“When I was a nun teaching in the convent, the children called me Sister Piera. Now that I am a Mormon, I am still called Sister Piera,” Piera Bellaviti Schorr told the Deseret News in 1976. “Otherwise, my life is much different.”
And indeed, becoming a member of the Church of Jesus Christ of Latter-day Saints completely transformed the life Sister Piera knew. Shortly after World War II, Sister Piera joined a convent, the order Madre Pie, becoming a nun and elementary school teacher. Later she was asked to go to the Vatican in Rome where she became the secretary to Pope Pius XII, Pope John XXIII, and Pope Paul VI.
In her 12 years as a secretary, she met bishops, royalty, heads of state, and many other influential people. “And then one day at the Vatican the bishop of North Carolina asked me if I would like to go to America. It would be a mission for me,” Sister Piera told the Deseret News. It was on this mission, while serving as Mother Superior of her convent, that Sister Piera first heard the word “Mormon.” She had to look it up in the dictionary, having never heard it before.
“A nun told me she knew a Mormon family and that Mormons were good people,” she told the Deseret News. “This was the first I learned of Mormons.”

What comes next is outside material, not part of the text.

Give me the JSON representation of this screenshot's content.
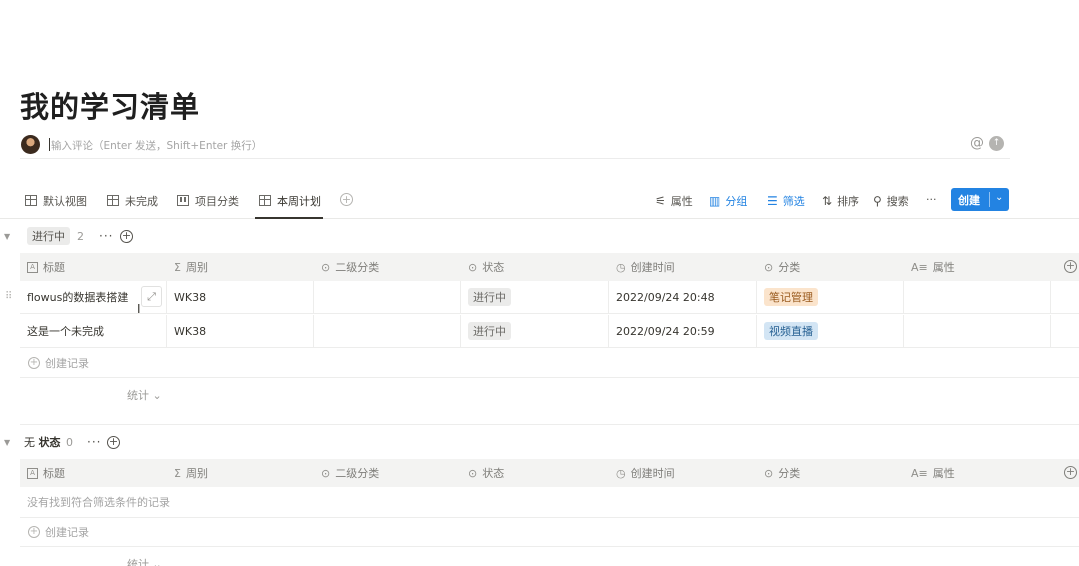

In 1971, Sister Piera returned to her hometown of Milan, Italy. It was there, while on a streetcar to her English class, that Sister Piera ran into two young men dressed in suits.